Though U.S. candle makers voluntarily agreed 25 years ago to prohibit lead-core wicks, some imported candles still contain the toxic metal, the burning of which results in airborne lead particles that can be respired. A study conducted by the University of Michigan School of Public Health found that burning a candle with a lead-core wick inside a room for an hour can raise to unsafe levels airborne lead particles. (Rub wick tip on paper; if there’s a pencil-like mark, toss it.)
But the good news is that candles made from natural wax sources–beeswax, soya, bayberry, and palm–are benign and burn clean. Beeswax, derived from flowers and bees, is nontoxic, naturally aromatic, and when burned emits beneficial negative ions that actually help purify the air. But beeswax supplies are limited, making it expensive.

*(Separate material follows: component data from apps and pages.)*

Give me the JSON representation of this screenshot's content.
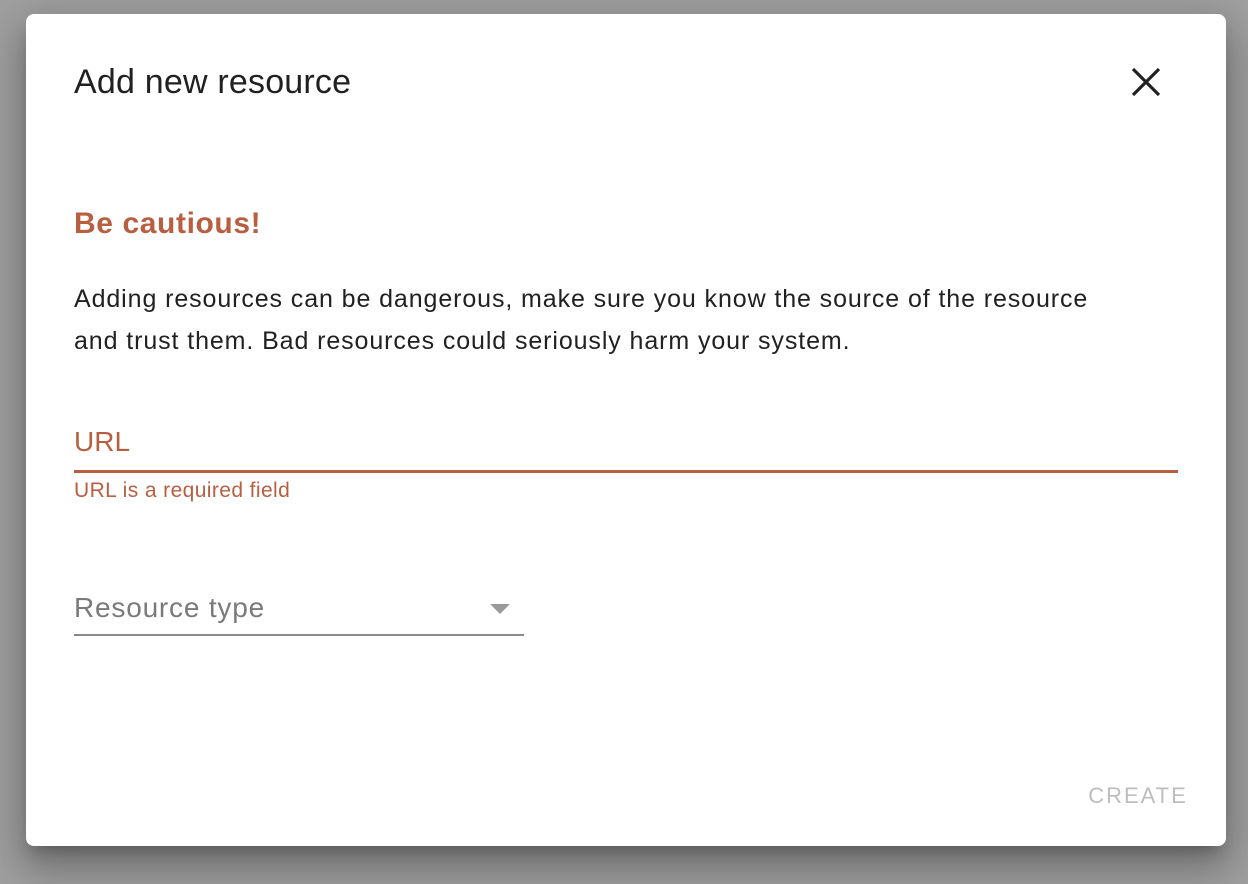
{
  "dialog": {
    "title": "Add new resource",
    "close_icon": "close-icon",
    "warning": {
      "title": "Be cautious!",
      "body": "Adding resources can be dangerous, make sure you know the source of the resource and trust them. Bad resources could seriously harm your system."
    },
    "url_field": {
      "placeholder": "URL",
      "value": "",
      "error": "URL is a required field"
    },
    "resource_type": {
      "label": "Resource type",
      "arrow_icon": "dropdown-arrow-icon"
    },
    "actions": {
      "create_label": "CREATE",
      "create_disabled": true
    },
    "colors": {
      "error": "#b95f41",
      "title": "#212121",
      "disabled": "#bdbdbd"
    }
  }
}
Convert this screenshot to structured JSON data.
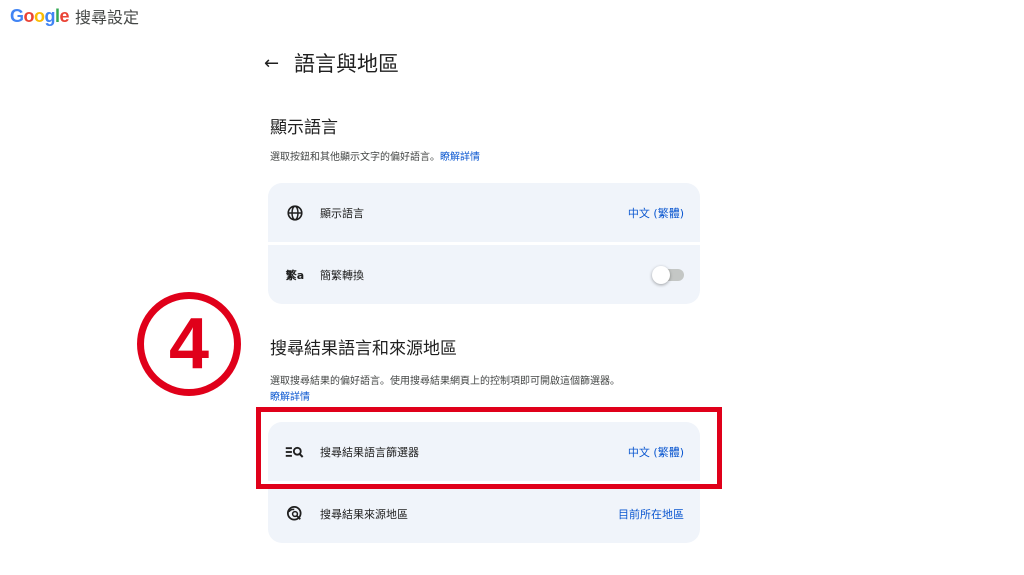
{
  "header": {
    "logo_letters": [
      {
        "ch": "G",
        "color": "#4285f4"
      },
      {
        "ch": "o",
        "color": "#ea4335"
      },
      {
        "ch": "o",
        "color": "#fbbc05"
      },
      {
        "ch": "g",
        "color": "#4285f4"
      },
      {
        "ch": "l",
        "color": "#34a853"
      },
      {
        "ch": "e",
        "color": "#ea4335"
      }
    ],
    "title": "搜尋設定"
  },
  "page": {
    "back_icon": "arrow-left-icon",
    "title": "語言與地區"
  },
  "display_language_section": {
    "heading": "顯示語言",
    "description": "選取按鈕和其他顯示文字的偏好語言。",
    "learn_more": "瞭解詳情",
    "rows": [
      {
        "icon": "globe-icon",
        "label": "顯示語言",
        "value": "中文 (繁體)"
      },
      {
        "icon": "translate-icon",
        "icon_text": "繁a",
        "label": "簡繁轉換",
        "toggle_on": false
      }
    ]
  },
  "search_results_section": {
    "heading": "搜尋結果語言和來源地區",
    "description": "選取搜尋結果的偏好語言。使用搜尋結果網頁上的控制項即可開啟這個篩選器。",
    "learn_more": "瞭解詳情",
    "rows": [
      {
        "icon": "filter-search-icon",
        "label": "搜尋結果語言篩選器",
        "value": "中文 (繁體)"
      },
      {
        "icon": "region-search-icon",
        "label": "搜尋結果來源地區",
        "value": "目前所在地區"
      }
    ]
  },
  "annotation": {
    "step_marker": "4",
    "highlight_color": "#e0001a"
  }
}
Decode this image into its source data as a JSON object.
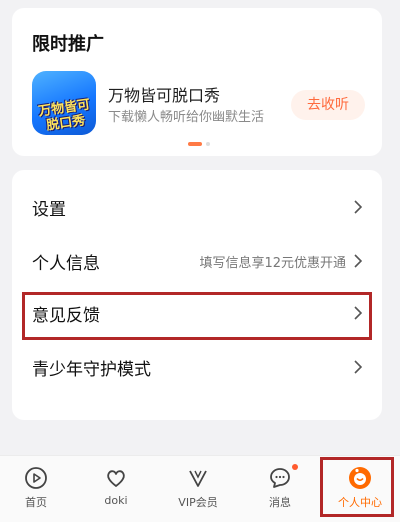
{
  "promo": {
    "title": "限时推广",
    "app_icon_text_1": "万物皆可",
    "app_icon_text_2": "脱口秀",
    "app_name": "万物皆可脱口秀",
    "app_desc": "下载懒人畅听给你幽默生活",
    "button": "去收听"
  },
  "menu": {
    "items": [
      {
        "label": "设置",
        "hint": ""
      },
      {
        "label": "个人信息",
        "hint": "填写信息享12元优惠开通"
      },
      {
        "label": "意见反馈",
        "hint": ""
      },
      {
        "label": "青少年守护模式",
        "hint": ""
      }
    ]
  },
  "tabbar": {
    "tabs": [
      {
        "label": "首页",
        "icon": "play-icon"
      },
      {
        "label": "doki",
        "icon": "heart-bubble-icon"
      },
      {
        "label": "VIP会员",
        "icon": "vip-v-icon"
      },
      {
        "label": "消息",
        "icon": "chat-bubble-icon",
        "badge": true
      },
      {
        "label": "个人中心",
        "icon": "profile-face-icon",
        "active": true
      }
    ],
    "accent": "#ff6a00"
  }
}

Recently a renewable, nonpolluting candle wax has entered the market: soya wax. While researching cost-cutting measures for beeswax candles for the Body Shop, candle maker Michael Richard of Iowa created a viable market for what is considered a surplus commodity. “Currently I use only about 2 million pound of soy oil a year, but I hope the amount will increase as the health hazards of paraffin–about 2 to 3 billion pounds annually used in candles–become more well-known,” says Richards, who now trains people to become cottage-industry chandlers. “With about 18 billion pounds of soy oil produced every year, it’s possible to replace petroleum wax without planting more soy beans.”

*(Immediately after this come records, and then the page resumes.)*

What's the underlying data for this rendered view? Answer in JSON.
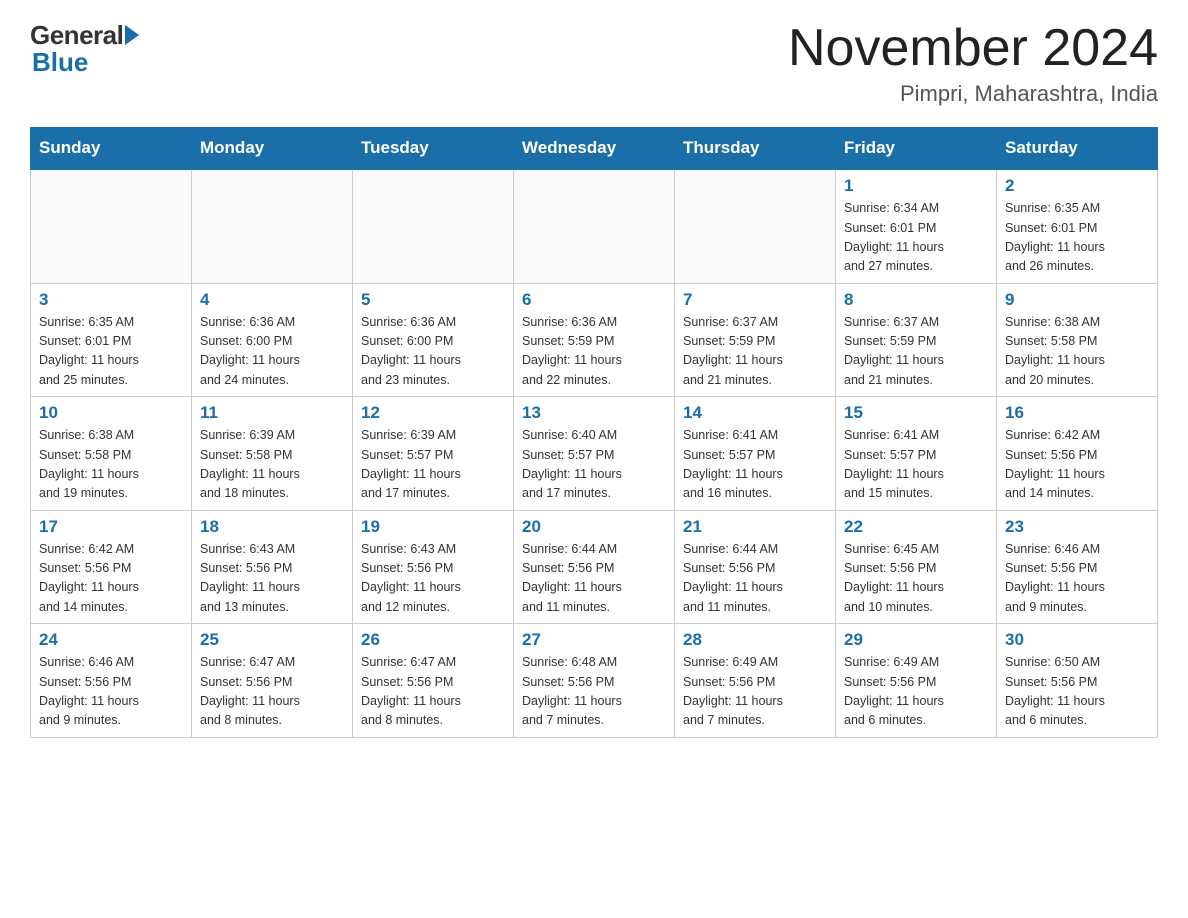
{
  "logo": {
    "general": "General",
    "blue": "Blue"
  },
  "header": {
    "month": "November 2024",
    "location": "Pimpri, Maharashtra, India"
  },
  "weekdays": [
    "Sunday",
    "Monday",
    "Tuesday",
    "Wednesday",
    "Thursday",
    "Friday",
    "Saturday"
  ],
  "weeks": [
    [
      {
        "day": "",
        "empty": true
      },
      {
        "day": "",
        "empty": true
      },
      {
        "day": "",
        "empty": true
      },
      {
        "day": "",
        "empty": true
      },
      {
        "day": "",
        "empty": true
      },
      {
        "day": "1",
        "sunrise": "6:34 AM",
        "sunset": "6:01 PM",
        "daylight": "11 hours and 27 minutes."
      },
      {
        "day": "2",
        "sunrise": "6:35 AM",
        "sunset": "6:01 PM",
        "daylight": "11 hours and 26 minutes."
      }
    ],
    [
      {
        "day": "3",
        "sunrise": "6:35 AM",
        "sunset": "6:01 PM",
        "daylight": "11 hours and 25 minutes."
      },
      {
        "day": "4",
        "sunrise": "6:36 AM",
        "sunset": "6:00 PM",
        "daylight": "11 hours and 24 minutes."
      },
      {
        "day": "5",
        "sunrise": "6:36 AM",
        "sunset": "6:00 PM",
        "daylight": "11 hours and 23 minutes."
      },
      {
        "day": "6",
        "sunrise": "6:36 AM",
        "sunset": "5:59 PM",
        "daylight": "11 hours and 22 minutes."
      },
      {
        "day": "7",
        "sunrise": "6:37 AM",
        "sunset": "5:59 PM",
        "daylight": "11 hours and 21 minutes."
      },
      {
        "day": "8",
        "sunrise": "6:37 AM",
        "sunset": "5:59 PM",
        "daylight": "11 hours and 21 minutes."
      },
      {
        "day": "9",
        "sunrise": "6:38 AM",
        "sunset": "5:58 PM",
        "daylight": "11 hours and 20 minutes."
      }
    ],
    [
      {
        "day": "10",
        "sunrise": "6:38 AM",
        "sunset": "5:58 PM",
        "daylight": "11 hours and 19 minutes."
      },
      {
        "day": "11",
        "sunrise": "6:39 AM",
        "sunset": "5:58 PM",
        "daylight": "11 hours and 18 minutes."
      },
      {
        "day": "12",
        "sunrise": "6:39 AM",
        "sunset": "5:57 PM",
        "daylight": "11 hours and 17 minutes."
      },
      {
        "day": "13",
        "sunrise": "6:40 AM",
        "sunset": "5:57 PM",
        "daylight": "11 hours and 17 minutes."
      },
      {
        "day": "14",
        "sunrise": "6:41 AM",
        "sunset": "5:57 PM",
        "daylight": "11 hours and 16 minutes."
      },
      {
        "day": "15",
        "sunrise": "6:41 AM",
        "sunset": "5:57 PM",
        "daylight": "11 hours and 15 minutes."
      },
      {
        "day": "16",
        "sunrise": "6:42 AM",
        "sunset": "5:56 PM",
        "daylight": "11 hours and 14 minutes."
      }
    ],
    [
      {
        "day": "17",
        "sunrise": "6:42 AM",
        "sunset": "5:56 PM",
        "daylight": "11 hours and 14 minutes."
      },
      {
        "day": "18",
        "sunrise": "6:43 AM",
        "sunset": "5:56 PM",
        "daylight": "11 hours and 13 minutes."
      },
      {
        "day": "19",
        "sunrise": "6:43 AM",
        "sunset": "5:56 PM",
        "daylight": "11 hours and 12 minutes."
      },
      {
        "day": "20",
        "sunrise": "6:44 AM",
        "sunset": "5:56 PM",
        "daylight": "11 hours and 11 minutes."
      },
      {
        "day": "21",
        "sunrise": "6:44 AM",
        "sunset": "5:56 PM",
        "daylight": "11 hours and 11 minutes."
      },
      {
        "day": "22",
        "sunrise": "6:45 AM",
        "sunset": "5:56 PM",
        "daylight": "11 hours and 10 minutes."
      },
      {
        "day": "23",
        "sunrise": "6:46 AM",
        "sunset": "5:56 PM",
        "daylight": "11 hours and 9 minutes."
      }
    ],
    [
      {
        "day": "24",
        "sunrise": "6:46 AM",
        "sunset": "5:56 PM",
        "daylight": "11 hours and 9 minutes."
      },
      {
        "day": "25",
        "sunrise": "6:47 AM",
        "sunset": "5:56 PM",
        "daylight": "11 hours and 8 minutes."
      },
      {
        "day": "26",
        "sunrise": "6:47 AM",
        "sunset": "5:56 PM",
        "daylight": "11 hours and 8 minutes."
      },
      {
        "day": "27",
        "sunrise": "6:48 AM",
        "sunset": "5:56 PM",
        "daylight": "11 hours and 7 minutes."
      },
      {
        "day": "28",
        "sunrise": "6:49 AM",
        "sunset": "5:56 PM",
        "daylight": "11 hours and 7 minutes."
      },
      {
        "day": "29",
        "sunrise": "6:49 AM",
        "sunset": "5:56 PM",
        "daylight": "11 hours and 6 minutes."
      },
      {
        "day": "30",
        "sunrise": "6:50 AM",
        "sunset": "5:56 PM",
        "daylight": "11 hours and 6 minutes."
      }
    ]
  ],
  "labels": {
    "sunrise": "Sunrise:",
    "sunset": "Sunset:",
    "daylight": "Daylight:"
  }
}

‘Tis the Season to Be Cautious
Based on statistics compiled by the National Fire Prevention Association, over the last decade, candle fires throughout the United States have almost tripled from the 5,460 reported in 1990. In 1999 an estimated 15,040 home fires started by candles were reported to fire departments, resulting in an estimated 102 deaths, 1,473 injuries, and estimated property loss of $278 million.
Not surprisingly, with candle sales peaking during the winter holidays, it’s also peak hazard season for home fires. Statistically, fires ignited by candles almost double in December. On Christmas Day in 1999 (the last year data was compiled), five times the average of home fires were reported. The second and third most hazardous fire-risk days are New Years Day and Christmas Eve.
* Extinguish all candles when leaving the room or going to sleep.
* Keep candles away from flammable materials such as books, clothing, Christmas trees, decorations, etc.
* Don’t place lit candles in windows, where blinds and curtains can come in contact with them.
* Use candle holders that are sturdy, won’t tip over easily, are made from nonflammable material, and are large enough to collect dripping wax.
* Place candle holders on a sturdy, uncluttered surface and do not put them where children or pets can knock them over.
* Keep candle wicks trimmed to one-quarter inch, and extinguish taper and pillar candles when they burn to within two inches of the holder. Votives and containers should be extinguished before the last half-inch of wax melts.
* Avoid using candles with combustible items (such as dried flowers) embedded in them.
From the November 13-19, 2003 issue of the North Bay Bohemian.